Criminal Justice Ethics 34 (2):177-209 (2015)
  Copy   BIBTEX


T. M. Scanlon’s contractualism is a meta-ethical theory that explains moral motivation and also provides a conception of how to carry out moral deliberation. It supports non-consequentialism – the theory that both consequences and deontological considerations are morally significant in moral deliberation. Regarding the issue of punishment, non-consequentialism allows us to take account of the need for deterrence as well as principles of fairness, justice, and even desert. Moreover, Scanlonian contractualism accounts for permissibility in terms of justifiability: An act is permissible if and only if it can be justified to everyone affected by it. This contractualist thesis explains why it is always impermissible to frame an innocent person, why vicarious punishment is impermissible, and why there has to be a cap on sentences. Contractualism therefore allows us to take deterrence as a goal of punishment without the excess of utilitarianism. This paper further argue that the resulting view is superior to pure retributivism. Finally, it shows why legal excuses and mitigation can be justified in terms of the notion of negative desert. (For access to this paper: )

Author's Profile

Hon-Lam Li
Chinese University of Hong Kong


Added to PP

384 (#30,332)

6 months
69 (#25,943)

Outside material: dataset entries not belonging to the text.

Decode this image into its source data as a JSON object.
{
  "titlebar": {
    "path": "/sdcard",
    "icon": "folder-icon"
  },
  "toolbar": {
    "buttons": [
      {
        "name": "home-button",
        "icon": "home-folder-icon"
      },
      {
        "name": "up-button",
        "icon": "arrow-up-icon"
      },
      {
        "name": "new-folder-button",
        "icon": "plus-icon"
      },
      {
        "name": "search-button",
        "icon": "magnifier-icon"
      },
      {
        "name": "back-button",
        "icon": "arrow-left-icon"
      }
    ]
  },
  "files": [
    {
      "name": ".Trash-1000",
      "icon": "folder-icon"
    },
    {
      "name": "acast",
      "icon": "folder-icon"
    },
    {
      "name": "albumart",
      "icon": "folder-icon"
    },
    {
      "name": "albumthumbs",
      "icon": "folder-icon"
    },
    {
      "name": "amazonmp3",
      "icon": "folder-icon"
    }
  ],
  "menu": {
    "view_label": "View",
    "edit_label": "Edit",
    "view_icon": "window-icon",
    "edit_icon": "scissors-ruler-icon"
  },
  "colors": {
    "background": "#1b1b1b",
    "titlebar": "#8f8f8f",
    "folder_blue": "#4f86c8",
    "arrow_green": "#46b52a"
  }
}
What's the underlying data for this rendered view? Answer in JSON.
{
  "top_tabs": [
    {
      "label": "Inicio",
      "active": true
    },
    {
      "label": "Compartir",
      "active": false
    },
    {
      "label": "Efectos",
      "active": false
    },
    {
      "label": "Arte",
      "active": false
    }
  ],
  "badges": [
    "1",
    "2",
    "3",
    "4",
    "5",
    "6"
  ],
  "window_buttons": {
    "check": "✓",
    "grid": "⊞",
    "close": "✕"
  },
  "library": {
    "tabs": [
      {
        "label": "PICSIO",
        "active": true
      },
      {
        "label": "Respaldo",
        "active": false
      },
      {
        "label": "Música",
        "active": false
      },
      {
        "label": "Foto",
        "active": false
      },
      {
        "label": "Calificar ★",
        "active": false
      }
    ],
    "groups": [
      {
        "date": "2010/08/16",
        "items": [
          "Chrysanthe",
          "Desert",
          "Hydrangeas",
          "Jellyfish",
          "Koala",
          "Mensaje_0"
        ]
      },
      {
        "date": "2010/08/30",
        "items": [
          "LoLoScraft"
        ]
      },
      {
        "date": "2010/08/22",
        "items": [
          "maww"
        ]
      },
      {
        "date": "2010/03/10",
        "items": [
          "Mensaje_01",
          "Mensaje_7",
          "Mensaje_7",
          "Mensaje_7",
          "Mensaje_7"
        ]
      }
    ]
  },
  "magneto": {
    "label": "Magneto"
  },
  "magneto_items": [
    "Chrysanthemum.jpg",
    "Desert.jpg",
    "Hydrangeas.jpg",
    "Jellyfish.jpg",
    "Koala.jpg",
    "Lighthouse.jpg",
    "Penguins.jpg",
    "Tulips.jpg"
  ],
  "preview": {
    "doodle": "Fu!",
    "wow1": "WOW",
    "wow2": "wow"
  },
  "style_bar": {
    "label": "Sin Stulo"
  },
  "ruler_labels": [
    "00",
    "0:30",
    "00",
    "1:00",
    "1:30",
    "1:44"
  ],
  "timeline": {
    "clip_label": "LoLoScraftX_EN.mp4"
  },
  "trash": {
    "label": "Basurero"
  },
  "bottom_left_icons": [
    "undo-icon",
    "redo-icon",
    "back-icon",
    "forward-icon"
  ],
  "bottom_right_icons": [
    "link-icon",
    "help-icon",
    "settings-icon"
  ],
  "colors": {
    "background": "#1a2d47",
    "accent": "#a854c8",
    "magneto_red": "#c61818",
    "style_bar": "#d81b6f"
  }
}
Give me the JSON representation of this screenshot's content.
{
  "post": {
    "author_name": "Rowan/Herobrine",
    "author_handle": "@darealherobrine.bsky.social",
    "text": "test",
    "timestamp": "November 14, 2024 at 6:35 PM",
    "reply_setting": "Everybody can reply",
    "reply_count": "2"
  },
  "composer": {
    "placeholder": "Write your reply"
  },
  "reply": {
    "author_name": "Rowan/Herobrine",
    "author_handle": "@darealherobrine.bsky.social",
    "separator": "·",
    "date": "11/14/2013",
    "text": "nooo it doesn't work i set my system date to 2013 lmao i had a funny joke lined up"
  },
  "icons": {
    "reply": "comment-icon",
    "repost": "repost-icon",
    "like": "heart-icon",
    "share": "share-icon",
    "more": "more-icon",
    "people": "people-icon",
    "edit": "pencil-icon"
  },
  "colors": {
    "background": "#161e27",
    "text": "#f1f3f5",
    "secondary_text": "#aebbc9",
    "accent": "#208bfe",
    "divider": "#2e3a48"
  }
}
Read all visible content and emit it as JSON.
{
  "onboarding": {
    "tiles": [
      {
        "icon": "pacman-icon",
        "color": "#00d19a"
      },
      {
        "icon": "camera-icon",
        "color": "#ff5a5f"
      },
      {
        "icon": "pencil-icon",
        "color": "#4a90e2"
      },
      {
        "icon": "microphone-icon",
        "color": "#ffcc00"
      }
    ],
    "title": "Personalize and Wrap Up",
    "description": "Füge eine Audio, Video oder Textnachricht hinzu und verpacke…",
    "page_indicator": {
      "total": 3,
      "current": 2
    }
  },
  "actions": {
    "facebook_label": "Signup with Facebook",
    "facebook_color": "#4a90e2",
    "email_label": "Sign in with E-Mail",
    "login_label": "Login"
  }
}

Historical graph of downloads since first upload
This graph includes both downloads from PhilArchive and clicks on external links on PhilPapers.
How can I increase my downloads?